Trump Hosts 'Made in America' Event, Serves Guests With Spoons Made in China

President Donald Trump's "Made in America" products showcase had its very own awkward moment this week after guests noted they were being served food with silverware that was made in China.

The showcase, hosted in the Jacqueline Kennedy garden at the White House on Monday, was intended to show off the best of American-made products, putting the spotlight on goods from various states.

"It's an opportunity to showcase products that are made here in America and invite companies from each state to the White House to display [them]," White House deputy press secretary Lindsay Walters told The Hill.

U.S. President Donald Trump walks up the driveway prior to delivering remarks at a showcase of American-made products at the White House in Washington, U.S., July 23, 2018. Guests at the event were served using spoons made in China. Reuters

But eagle-eyed attendees, who were joined by Vice President Mike Pence along with several members of Trump's cabinet, spotted that the silverware used to serve refreshments at the event did not keep with the "Made in America" theme.

Matt Roberts, the president of the country's last flatware maker, Sherrill Manufacturing, who was at the event to display his brand of Liberty Tabletop stainless steel silverware, was shown a spoon by Representative Claudia Tenney—who asked if he could identify where it came from.

"It says Oneida Ltd.," reported Roberts replying. "It's made in China."

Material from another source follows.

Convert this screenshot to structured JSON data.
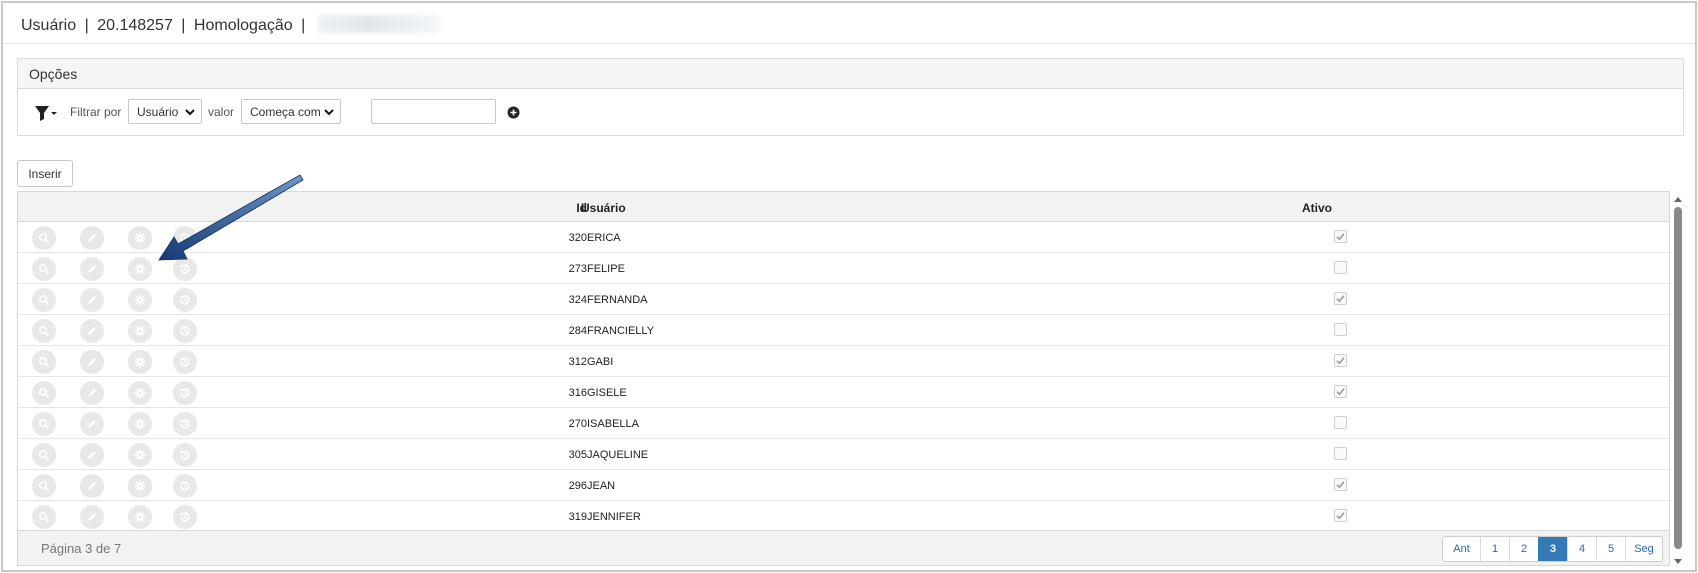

Roberts would know—his company took over a large factory from Oneida Ltd. in 2005 after the latter announced plans to scrap domestic manufacturing and close the doors of its plant, which once employed more than 2,000 people, The New York Times reported.

Tenney was clearly aware that the White House would not be using American-made silverware at its event, despite the name suggesting otherwise, and amid the recent introduction of tariffs on goods from China, among other countries, which the president has claimed will offset trade imbalances.

Rep. Tenney, along with Roberts, has previously attempted to persuade President Trump that he should be using American-made products in the White House; filming herself asking him about the issue on a previous occasion.

"The only flatware manufacturer in the nation is in my district," Tenney tells Trump in the clip, which was shared online in 2017.

"I'll buy it, I'll buy it," Trump replies, in a pledge that does not appear to have come to fruition, if the China-made silverware at the White House's Monday event is anything to go by.